The Accenture Institute for High Performance recently completed a study that found the following key takeaways:
- 1. At least 40% of companies surveyed are already using machine learning to improve sales and marketing performance. Two out of five companies have already implemented machine learning based intelligence in sales and marketing.
- 2. 38% credited machine learning for improvements in sales performance metrics. Metrics the study tracked include new leads, upsells, and sales cycle times by a factor of two or more while another 41% created improvements by a factor of five or more.
- 3. 76% say they are targeting higher sales growth with machine learning. Gaining greater predictive accuracy by creating and optimizing propensity models to guide up-sell and cross-sell is where machine learning is making contributions to omni-channel selling strategies today.
- 4. Several European banks are increasing new product sales by 10% while reducing churn 20% using machine learning intelligence. A recent McKinsey study found that a dozen European banks are replacing statistical modeling techniques with machine learning.

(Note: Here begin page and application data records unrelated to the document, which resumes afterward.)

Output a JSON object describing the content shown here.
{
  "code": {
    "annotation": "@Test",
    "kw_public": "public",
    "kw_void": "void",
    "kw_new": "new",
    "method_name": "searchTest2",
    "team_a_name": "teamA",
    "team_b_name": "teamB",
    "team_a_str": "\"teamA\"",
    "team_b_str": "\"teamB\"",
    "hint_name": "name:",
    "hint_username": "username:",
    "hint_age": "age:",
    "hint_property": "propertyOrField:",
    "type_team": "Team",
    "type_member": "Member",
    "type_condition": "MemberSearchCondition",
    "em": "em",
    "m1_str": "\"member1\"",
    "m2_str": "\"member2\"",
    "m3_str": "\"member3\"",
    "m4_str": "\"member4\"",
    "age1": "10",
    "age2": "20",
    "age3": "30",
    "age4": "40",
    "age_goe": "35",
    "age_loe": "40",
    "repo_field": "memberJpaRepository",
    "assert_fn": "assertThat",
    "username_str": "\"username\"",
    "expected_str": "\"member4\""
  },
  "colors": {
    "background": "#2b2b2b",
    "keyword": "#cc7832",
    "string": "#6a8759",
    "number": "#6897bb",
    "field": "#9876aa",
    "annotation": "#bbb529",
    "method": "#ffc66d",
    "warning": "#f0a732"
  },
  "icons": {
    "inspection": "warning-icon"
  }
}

The banks are also increasing customer satisfaction scores and customer lifetime value as well.
 Sales Gets A Machine-Learning Makeover. MIT Sloan Management Review, May 17, 2016. H. James Wilson, Narendra Mulani, Allan Alter. https://sloanreview.mit.edu/article/sales-gets-a-machine-learning-makeover/
Why Machine Learning Adoption is Accelerating in the Enterprise
For enterprise businesses, machine learning has the ability to scale across a broad spectrum of business processes. Those directly related to revenue-making, often called Quote-to-Cash, are among the highest value applications and include sales, contract management, customer service, finance, legal, quality, pricing and order fulfillment.
The economics of cloud computing, cloud storage, the proliferation of sensors driving the Internet of Things (IoT) connected devices growth, and pervasive use of mobile devices that consume gigabytes of data in minutes are a few of the numerous factors accelerating machine learning adoption today. Add to this list the many challenges of creating context inside of search engines, as well as the complex problems companies face optimizing operations while predicting most likely outcomes, and the perfect environment is set for machine learning to proliferate dramatically.
Where Machine Learning is Delivering Business Outcomes Today
The good news for enterprises is that all the data they have been saving for years can now be turned into a competitive advantage and lead to the accomplishment of strategic goals. Revenue and senior management teams are concentrating on how they can capitalize on machine learnings’ core strengths to transform the strategic vision of their businesses into a reality. These teams are focusing on business outcomes first and are looking for machine learning to accelerate and simplify, determining which factors most influence buying behavior and lead to goals being accomplished. My colleague, Elliot Yama, recently wrote about why it is necessary to leverage machine learning to drive business outcomes.
Sales, marketing, and channel management teams are using machine learning to optimize promotions, while compensation and rebates drive the desired behavior across
selling channels. Predicting propensity to buy across channels, making personalized recommendations to customers, forecasting long-term customer loyalty, and anticipating potential revenue and credit risks of buyers are some specific applications of machine learning right now.
These are exciting times for machine learning in the enterprise. While 1950 was the dawn of machine learning and artificial intelligence, 2016 is a watershed moment for the application of machine learning to enterprise sales, marketing and related business processes.